Tally the lines below that contain the word "Copy", then give the tally alone.

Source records

· · · ·

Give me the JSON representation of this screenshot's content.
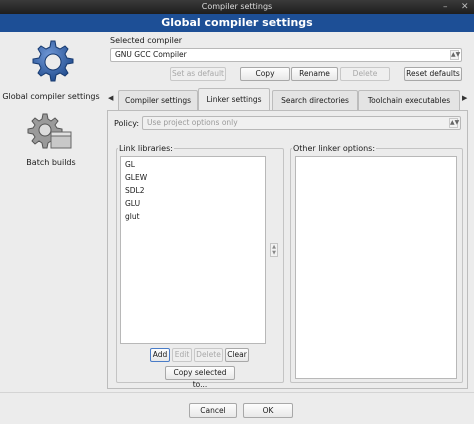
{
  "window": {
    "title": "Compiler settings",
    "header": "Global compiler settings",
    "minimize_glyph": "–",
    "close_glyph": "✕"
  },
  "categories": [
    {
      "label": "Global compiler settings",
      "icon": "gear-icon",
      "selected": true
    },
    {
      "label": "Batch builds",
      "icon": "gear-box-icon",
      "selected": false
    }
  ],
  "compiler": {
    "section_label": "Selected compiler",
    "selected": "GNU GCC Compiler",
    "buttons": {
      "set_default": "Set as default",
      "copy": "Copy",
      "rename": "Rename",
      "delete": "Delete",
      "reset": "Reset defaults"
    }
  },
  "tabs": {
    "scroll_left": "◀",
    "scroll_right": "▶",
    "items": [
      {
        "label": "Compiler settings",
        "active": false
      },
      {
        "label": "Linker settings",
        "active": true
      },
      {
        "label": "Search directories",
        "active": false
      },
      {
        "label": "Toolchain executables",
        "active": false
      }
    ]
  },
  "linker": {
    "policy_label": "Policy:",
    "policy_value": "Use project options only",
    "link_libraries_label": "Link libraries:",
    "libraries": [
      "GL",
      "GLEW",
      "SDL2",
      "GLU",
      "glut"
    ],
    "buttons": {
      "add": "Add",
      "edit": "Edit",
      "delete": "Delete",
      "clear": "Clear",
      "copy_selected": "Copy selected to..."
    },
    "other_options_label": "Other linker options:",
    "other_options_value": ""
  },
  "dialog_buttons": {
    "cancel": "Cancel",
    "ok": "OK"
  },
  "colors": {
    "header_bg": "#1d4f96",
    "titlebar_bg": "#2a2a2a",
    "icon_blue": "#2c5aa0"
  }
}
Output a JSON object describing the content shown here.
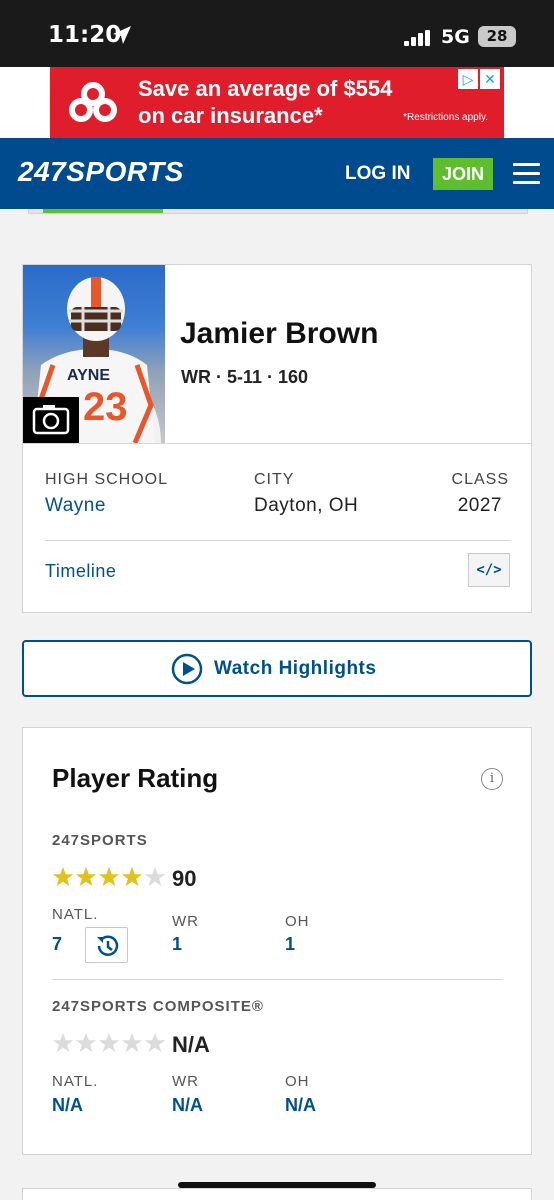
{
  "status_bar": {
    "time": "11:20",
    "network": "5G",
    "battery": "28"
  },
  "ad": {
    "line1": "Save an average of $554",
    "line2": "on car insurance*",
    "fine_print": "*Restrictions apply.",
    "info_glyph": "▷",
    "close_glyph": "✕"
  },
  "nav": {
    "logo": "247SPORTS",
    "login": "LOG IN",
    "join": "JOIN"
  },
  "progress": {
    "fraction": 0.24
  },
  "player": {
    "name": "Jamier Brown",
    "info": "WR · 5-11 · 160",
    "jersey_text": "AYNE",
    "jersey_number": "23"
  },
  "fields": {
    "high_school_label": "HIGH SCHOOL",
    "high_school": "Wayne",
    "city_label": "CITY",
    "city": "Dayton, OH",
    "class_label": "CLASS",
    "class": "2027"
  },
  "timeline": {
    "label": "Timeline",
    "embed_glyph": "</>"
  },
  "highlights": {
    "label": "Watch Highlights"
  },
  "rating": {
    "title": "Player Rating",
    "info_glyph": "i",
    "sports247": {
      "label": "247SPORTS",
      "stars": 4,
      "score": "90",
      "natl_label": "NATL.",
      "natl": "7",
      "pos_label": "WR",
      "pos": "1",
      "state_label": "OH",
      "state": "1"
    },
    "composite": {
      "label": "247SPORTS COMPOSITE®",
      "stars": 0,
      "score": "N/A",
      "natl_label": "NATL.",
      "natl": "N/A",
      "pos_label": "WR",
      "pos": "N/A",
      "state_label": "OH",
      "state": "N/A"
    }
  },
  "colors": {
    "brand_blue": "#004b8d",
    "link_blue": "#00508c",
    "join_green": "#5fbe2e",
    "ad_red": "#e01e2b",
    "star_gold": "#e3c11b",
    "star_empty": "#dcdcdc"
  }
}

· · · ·

ANSWER ▸
2